Sacred Stables, Sacred Stadiums: Lifting the Veil on “Zooropa” at Christmas
December 19, 2013 · Print This Article
During the “Zooropa” section in the U2 360 live set, the stage got cloaked in shimmering lights like a Christmas tree, obscuring the band, blurring the land where technology-meets-humanity that the song invokes. A rugged tapeloop litters the mind with “WTF” random blips of spoken media babble.
In the book U2 by U2, Bono reflects that Zooropa was “our attempt to create a world rather than just songs, and it’s a beautiful world. The opening was our new manifesto: I have no compass, I have no maps, and I have no reason to go back. . . . The opening was the audio equivalent of Blade Runner’s visuals. If you closed your eyes you could see the neon, the giant LED screens advertising all manner of ephmera.”
Something got hidden away in the starry starburst of rising young rockstars. God gets lost in man chasing mammon. God gets lost from man. Like God hiding from Moses in the rocks, this is rock that hides God only to reveal God. Bono recalls, “I wanted to get away from the weight of where I was going. I wanted to fly. . . . And I have no religion, I don’t know what’s what. There is a line in the New Testament [John 3:8] which says that the spirit moves and no one knows where it comes from or where it is going. It’s like a wind. I have always felt that about my faith. Religion is often the enemy of God because it denies the spontaneity of the spirit and almost anarchistic nature of the spirit.”
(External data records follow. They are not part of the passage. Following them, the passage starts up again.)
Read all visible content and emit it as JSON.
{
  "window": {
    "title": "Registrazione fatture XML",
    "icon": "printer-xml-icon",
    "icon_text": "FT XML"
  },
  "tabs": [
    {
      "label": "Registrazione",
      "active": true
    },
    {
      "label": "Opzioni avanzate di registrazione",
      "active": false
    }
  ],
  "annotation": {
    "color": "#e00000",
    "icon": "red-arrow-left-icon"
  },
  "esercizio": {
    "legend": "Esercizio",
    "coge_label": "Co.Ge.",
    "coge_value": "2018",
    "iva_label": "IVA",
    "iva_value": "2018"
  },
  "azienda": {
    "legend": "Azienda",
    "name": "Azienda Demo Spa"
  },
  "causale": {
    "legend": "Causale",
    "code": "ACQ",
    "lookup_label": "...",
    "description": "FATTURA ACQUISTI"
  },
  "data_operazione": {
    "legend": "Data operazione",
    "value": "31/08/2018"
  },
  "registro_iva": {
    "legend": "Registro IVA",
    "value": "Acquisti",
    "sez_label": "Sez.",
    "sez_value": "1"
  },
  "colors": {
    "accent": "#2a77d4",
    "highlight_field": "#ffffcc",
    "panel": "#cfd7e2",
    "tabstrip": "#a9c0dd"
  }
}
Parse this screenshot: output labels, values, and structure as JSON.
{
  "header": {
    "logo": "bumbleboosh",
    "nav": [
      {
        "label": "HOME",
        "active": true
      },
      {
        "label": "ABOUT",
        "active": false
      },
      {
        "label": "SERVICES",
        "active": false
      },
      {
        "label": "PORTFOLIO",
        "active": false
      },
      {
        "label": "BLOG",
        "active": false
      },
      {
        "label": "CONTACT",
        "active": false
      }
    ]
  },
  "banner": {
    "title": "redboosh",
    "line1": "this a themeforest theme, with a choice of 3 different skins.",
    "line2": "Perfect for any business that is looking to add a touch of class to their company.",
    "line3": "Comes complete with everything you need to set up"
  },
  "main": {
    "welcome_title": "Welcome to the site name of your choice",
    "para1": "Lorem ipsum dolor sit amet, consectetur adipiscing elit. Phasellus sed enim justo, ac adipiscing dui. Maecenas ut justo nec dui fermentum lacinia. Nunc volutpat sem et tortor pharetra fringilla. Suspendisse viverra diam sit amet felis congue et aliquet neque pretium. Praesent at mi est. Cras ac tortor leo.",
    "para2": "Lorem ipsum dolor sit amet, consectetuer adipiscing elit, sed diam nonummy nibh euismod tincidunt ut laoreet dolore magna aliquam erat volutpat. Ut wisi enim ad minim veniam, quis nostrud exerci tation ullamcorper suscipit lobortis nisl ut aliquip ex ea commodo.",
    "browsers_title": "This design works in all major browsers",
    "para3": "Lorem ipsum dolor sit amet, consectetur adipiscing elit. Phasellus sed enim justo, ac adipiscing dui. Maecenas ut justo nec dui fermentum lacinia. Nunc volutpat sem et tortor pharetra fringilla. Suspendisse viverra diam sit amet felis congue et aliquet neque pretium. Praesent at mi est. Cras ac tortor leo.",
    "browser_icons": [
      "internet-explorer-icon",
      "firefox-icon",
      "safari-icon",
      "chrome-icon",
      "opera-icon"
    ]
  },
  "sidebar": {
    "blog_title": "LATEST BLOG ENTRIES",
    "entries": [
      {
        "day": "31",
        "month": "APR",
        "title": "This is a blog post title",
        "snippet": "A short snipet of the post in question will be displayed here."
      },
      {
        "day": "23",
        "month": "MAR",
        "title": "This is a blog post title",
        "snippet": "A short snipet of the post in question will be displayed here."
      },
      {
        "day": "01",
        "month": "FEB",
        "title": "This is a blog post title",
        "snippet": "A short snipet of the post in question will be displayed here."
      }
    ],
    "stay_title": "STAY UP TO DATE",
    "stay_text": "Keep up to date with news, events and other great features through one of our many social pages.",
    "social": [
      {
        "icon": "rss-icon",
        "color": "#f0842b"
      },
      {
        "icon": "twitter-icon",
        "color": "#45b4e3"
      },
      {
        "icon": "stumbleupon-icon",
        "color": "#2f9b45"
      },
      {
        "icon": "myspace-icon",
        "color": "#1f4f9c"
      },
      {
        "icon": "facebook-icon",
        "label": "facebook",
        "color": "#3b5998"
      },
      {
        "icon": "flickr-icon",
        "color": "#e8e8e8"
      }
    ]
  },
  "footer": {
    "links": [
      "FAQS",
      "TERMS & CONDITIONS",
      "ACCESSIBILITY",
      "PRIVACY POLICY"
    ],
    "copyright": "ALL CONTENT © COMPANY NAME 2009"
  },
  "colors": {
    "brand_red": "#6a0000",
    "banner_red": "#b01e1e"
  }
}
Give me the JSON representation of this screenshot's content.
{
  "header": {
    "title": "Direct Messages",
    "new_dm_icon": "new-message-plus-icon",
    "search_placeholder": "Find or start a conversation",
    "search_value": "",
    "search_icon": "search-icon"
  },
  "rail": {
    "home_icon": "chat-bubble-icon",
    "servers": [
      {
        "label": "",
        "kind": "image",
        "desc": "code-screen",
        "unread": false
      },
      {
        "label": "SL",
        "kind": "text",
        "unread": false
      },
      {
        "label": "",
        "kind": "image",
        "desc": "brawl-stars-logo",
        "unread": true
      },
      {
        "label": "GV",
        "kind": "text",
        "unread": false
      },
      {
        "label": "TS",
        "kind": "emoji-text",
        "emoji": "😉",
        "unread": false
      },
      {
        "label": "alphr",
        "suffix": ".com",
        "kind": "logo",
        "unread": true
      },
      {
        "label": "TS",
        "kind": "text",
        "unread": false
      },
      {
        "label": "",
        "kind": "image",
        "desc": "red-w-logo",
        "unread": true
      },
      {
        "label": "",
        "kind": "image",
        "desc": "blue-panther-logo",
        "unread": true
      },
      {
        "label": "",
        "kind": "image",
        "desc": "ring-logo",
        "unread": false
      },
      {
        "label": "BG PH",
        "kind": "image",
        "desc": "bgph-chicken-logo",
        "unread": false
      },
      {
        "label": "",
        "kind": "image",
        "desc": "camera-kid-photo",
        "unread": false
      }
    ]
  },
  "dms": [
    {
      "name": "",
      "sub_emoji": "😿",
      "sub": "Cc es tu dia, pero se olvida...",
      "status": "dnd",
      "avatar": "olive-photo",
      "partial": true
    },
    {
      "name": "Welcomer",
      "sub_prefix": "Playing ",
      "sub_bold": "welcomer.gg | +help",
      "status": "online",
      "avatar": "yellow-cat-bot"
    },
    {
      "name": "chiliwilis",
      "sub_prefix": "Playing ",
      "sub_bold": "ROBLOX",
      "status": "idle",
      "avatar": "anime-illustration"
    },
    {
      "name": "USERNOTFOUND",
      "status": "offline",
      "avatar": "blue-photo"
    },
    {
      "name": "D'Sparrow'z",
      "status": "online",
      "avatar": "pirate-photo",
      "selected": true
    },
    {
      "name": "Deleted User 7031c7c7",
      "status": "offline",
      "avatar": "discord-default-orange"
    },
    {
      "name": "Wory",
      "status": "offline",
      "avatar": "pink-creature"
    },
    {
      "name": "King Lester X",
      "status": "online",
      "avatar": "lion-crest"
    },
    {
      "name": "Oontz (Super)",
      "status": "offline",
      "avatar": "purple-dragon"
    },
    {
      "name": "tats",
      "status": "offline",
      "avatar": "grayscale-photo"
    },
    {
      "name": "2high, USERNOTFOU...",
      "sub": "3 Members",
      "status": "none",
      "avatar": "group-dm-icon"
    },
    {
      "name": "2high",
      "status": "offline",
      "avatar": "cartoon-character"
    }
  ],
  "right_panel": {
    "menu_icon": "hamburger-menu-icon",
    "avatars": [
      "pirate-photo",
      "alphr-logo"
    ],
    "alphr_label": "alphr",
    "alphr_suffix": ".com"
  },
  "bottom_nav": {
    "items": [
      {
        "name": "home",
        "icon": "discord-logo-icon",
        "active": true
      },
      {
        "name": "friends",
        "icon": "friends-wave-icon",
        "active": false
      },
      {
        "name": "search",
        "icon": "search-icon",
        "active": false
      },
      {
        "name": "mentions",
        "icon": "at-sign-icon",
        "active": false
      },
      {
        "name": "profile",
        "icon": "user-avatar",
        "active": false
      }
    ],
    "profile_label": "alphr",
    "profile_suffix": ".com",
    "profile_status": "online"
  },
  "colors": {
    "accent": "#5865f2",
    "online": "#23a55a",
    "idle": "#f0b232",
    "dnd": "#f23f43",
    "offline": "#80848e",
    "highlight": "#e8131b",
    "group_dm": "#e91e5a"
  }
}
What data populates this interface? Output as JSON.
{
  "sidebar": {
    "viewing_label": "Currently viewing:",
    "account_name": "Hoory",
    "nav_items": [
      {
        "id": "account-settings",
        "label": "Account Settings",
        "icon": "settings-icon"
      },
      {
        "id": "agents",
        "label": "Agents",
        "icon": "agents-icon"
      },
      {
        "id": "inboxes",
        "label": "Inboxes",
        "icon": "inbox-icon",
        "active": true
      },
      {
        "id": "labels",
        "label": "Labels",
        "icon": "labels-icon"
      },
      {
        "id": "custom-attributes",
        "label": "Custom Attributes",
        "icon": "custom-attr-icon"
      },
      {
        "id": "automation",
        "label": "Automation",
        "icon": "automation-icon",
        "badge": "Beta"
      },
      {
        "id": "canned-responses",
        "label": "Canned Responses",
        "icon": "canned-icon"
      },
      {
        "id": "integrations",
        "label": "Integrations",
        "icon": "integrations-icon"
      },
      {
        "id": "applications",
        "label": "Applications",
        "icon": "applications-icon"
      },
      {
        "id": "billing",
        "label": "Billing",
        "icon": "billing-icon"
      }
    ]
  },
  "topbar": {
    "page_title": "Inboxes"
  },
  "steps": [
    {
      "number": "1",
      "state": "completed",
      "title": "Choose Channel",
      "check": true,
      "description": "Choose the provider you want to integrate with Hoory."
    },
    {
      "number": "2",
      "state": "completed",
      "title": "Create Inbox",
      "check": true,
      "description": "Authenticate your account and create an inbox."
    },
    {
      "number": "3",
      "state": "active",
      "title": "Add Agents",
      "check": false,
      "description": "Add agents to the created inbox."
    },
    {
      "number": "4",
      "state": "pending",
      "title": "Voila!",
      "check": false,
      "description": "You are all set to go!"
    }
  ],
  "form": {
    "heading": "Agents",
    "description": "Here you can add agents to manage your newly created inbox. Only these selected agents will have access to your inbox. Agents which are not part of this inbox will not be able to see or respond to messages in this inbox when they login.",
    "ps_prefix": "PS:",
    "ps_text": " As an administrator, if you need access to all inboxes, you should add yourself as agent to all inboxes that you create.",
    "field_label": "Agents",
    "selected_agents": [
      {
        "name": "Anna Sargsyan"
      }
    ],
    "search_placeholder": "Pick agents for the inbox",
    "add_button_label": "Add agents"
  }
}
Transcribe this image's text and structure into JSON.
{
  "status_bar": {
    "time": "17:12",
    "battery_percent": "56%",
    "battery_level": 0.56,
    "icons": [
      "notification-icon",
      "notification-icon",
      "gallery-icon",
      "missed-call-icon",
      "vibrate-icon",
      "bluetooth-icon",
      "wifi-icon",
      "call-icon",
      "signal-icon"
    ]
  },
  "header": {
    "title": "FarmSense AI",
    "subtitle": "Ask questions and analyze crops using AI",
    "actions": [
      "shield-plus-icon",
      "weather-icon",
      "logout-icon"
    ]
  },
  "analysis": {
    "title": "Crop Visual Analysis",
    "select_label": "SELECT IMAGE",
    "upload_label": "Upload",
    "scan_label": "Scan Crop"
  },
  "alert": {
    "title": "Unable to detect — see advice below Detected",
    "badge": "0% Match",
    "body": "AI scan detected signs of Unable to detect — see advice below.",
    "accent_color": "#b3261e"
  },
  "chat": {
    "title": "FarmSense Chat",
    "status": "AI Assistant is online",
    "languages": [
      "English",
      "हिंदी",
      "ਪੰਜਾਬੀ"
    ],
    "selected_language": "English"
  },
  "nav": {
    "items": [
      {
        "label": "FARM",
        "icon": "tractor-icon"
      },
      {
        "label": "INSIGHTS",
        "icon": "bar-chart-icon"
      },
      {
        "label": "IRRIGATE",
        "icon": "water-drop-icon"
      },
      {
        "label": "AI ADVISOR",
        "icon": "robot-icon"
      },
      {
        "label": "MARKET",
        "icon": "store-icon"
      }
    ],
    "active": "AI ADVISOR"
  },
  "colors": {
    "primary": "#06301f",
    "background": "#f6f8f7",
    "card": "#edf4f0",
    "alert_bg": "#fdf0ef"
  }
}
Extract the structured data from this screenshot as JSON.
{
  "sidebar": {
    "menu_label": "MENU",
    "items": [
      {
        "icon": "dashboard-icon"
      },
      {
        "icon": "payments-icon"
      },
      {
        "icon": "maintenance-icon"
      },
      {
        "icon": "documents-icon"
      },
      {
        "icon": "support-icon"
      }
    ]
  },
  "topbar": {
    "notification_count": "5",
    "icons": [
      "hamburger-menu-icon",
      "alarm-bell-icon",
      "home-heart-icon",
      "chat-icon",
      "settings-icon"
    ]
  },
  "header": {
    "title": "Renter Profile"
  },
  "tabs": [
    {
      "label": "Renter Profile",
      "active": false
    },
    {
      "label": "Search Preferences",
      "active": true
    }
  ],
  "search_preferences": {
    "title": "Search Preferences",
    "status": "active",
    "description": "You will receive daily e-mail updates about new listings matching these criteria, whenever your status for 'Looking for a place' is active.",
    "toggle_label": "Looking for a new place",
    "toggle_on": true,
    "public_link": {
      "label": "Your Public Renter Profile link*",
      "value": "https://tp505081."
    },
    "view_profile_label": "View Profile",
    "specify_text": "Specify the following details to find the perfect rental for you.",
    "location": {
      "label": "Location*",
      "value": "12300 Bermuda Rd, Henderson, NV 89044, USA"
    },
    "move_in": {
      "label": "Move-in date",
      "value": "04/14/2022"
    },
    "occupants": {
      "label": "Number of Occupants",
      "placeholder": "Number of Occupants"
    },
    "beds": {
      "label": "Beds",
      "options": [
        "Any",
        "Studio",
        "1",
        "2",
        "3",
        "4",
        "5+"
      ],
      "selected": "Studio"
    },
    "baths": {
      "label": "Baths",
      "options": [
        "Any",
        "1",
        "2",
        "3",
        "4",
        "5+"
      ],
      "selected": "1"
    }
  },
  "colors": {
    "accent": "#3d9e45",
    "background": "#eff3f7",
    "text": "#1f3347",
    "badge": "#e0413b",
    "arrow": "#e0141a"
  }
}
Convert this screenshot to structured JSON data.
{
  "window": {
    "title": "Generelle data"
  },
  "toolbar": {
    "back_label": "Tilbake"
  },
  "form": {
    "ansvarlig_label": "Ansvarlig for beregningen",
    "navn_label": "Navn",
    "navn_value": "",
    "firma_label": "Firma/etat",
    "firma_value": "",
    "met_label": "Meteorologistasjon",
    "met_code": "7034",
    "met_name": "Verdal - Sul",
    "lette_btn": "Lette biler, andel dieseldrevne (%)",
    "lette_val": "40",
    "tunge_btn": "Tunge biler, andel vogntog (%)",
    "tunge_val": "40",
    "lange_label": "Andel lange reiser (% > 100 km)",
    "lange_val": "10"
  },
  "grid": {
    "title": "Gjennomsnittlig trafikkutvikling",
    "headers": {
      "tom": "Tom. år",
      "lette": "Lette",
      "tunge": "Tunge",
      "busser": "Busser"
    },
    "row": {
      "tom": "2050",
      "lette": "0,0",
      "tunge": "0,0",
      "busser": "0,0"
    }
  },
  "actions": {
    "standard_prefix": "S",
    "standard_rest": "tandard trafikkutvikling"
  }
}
At its dirty Christmas core, the Christ story is an anarchic breaking through. The veil of colored lights gets lifted, and we get lifeblood. The dirty story of Christmas finds this unmarried teenager and faithful fiancé finding the unfound, unfettered scandalous incarnation of a baby king.
The “Zooropa” narrative of human-techno hybrids in hope and fear throws back a couple of millennia to the divine-human dangerous idea of messianic and revolutionary Jesus. Bono sings, “Let’s go to the overground/Get your head out of the mud baby/Put flowers in the mud baby/Overground.”
Jesus Christ is the flower in the mud, the flower in the gunbarrel of history, saying love still wins. The author of Love Wins, Rob Bell, in his followup treatise What We Talk About When We Talk About God, rips the veil even further.
Referencing Hebrews 10:20, Bell suggests the Christ-event ripped open history and lifted the veil. Bell proclaims, “[T]his ripping was a picture of how, because of Jesus, we can have new, direct access to God. […T]he curtain ripping also means that God comes out, that God is no longer confined to the temple as God was previously. God, of course, was never confined by a building. The point of the story is that our understanding of God was.”
Perhaps Bell and Bono of the post-Zoo period are onto the same thing: ripping away the veils between secular and sacred dualities, human and divine dichotomies. When the veil of lights lifted from the 360-stage to reveal the band again, the new setting set fires in souls.
Massive pop-culture spirituality runs the risk of all kinds of sacrilege. Bell warns us of that muddy random mess where everything is “common, average, ordinary, and mundane.” At its best, rock music reconciles the wretched and the wicked with the wondrous otherworldly message of hope. Bell asserts, “This is why the Jesus story is so massive, progressive, and forward looking in human history.”
The 360 tour transformed football stadiums and entire downtown areas into sacred spaces. Headphone downloads and YouTube videos are transformative transmissions. There’s risk in all of it, but the risky for the anarchic holy spirit begun with Zooropa continues today and will hopefully smash more paradigms with the forthcoming record.
Then the next U2 rock show, whether in stadiums or back to arenas, can be again, like Bell writes, a place to say: “You are on holy ground wherever you are, and Jesus comes to let us know that the whole world is a temple because we’re temples, all of life is spiritual, all space sacred, all ground holy.” Even stables of the first century, even stadiums of the 21st century. –Andrew William Smith, Editor